Exercise aim: Your output should be an exact copy of the records, with no pictures in it.

Records for processing:
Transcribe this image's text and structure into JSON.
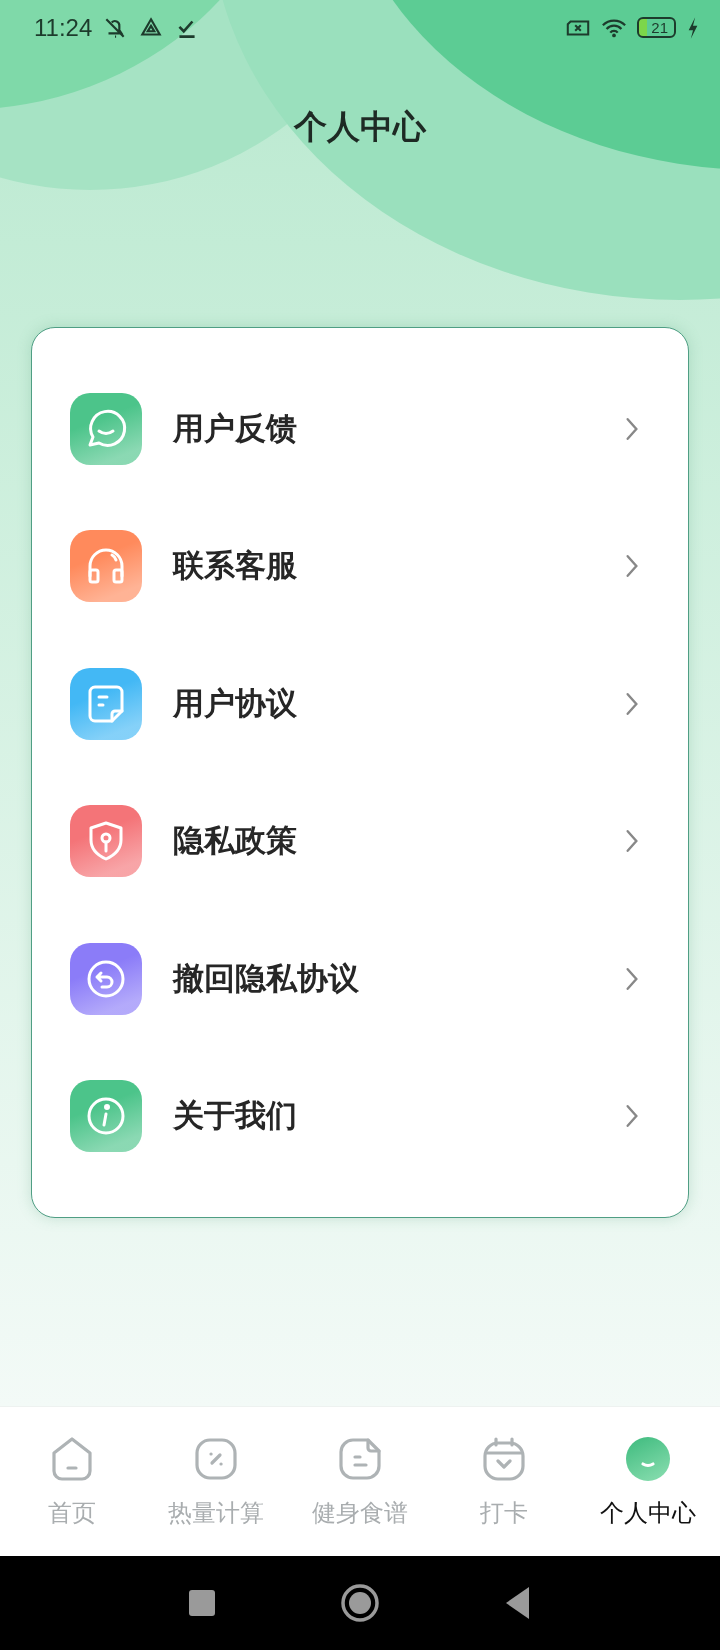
{
  "status_bar": {
    "time": "11:24",
    "battery": "21"
  },
  "title": "个人中心",
  "menu": [
    {
      "label": "用户反馈",
      "kind": "chat",
      "color": "#4cc48a"
    },
    {
      "label": "联系客服",
      "kind": "headset",
      "color": "#ff8a5c"
    },
    {
      "label": "用户协议",
      "kind": "note",
      "color": "#43b8f5"
    },
    {
      "label": "隐私政策",
      "kind": "shield",
      "color": "#f47478"
    },
    {
      "label": "撤回隐私协议",
      "kind": "undo",
      "color": "#8b7cf8"
    },
    {
      "label": "关于我们",
      "kind": "info",
      "color": "#4cc48a"
    }
  ],
  "tabs": [
    {
      "label": "首页",
      "kind": "home",
      "selected": false
    },
    {
      "label": "热量计算",
      "kind": "percent",
      "selected": false
    },
    {
      "label": "健身食谱",
      "kind": "doc",
      "selected": false
    },
    {
      "label": "打卡",
      "kind": "calendar",
      "selected": false
    },
    {
      "label": "个人中心",
      "kind": "smile",
      "selected": true
    }
  ]
}
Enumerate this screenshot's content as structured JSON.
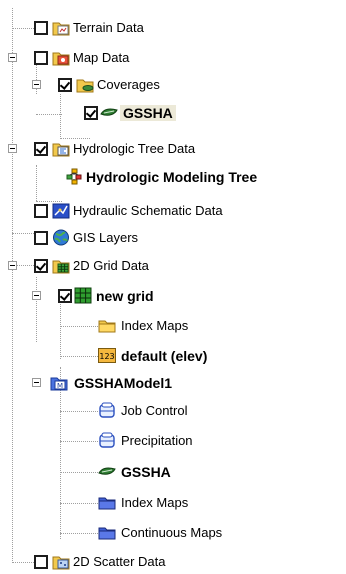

Answer to the problem:
Transcribe this image's text and structure into JSON.
{
  "status_bar": {
    "time": "11:24",
    "battery": "21"
  },
  "title": "个人中心",
  "menu": [
    {
      "label": "用户反馈",
      "kind": "chat",
      "color": "#4cc48a"
    },
    {
      "label": "联系客服",
      "kind": "headset",
      "color": "#ff8a5c"
    },
    {
      "label": "用户协议",
      "kind": "note",
      "color": "#43b8f5"
    },
    {
      "label": "隐私政策",
      "kind": "shield",
      "color": "#f47478"
    },
    {
      "label": "撤回隐私协议",
      "kind": "undo",
      "color": "#8b7cf8"
    },
    {
      "label": "关于我们",
      "kind": "info",
      "color": "#4cc48a"
    }
  ],
  "tabs": [
    {
      "label": "首页",
      "kind": "home",
      "selected": false
    },
    {
      "label": "热量计算",
      "kind": "percent",
      "selected": false
    },
    {
      "label": "健身食谱",
      "kind": "doc",
      "selected": false
    },
    {
      "label": "打卡",
      "kind": "calendar",
      "selected": false
    },
    {
      "label": "个人中心",
      "kind": "smile",
      "selected": true
    }
  ]
}
Enumerate this screenshot's content as structured JSON.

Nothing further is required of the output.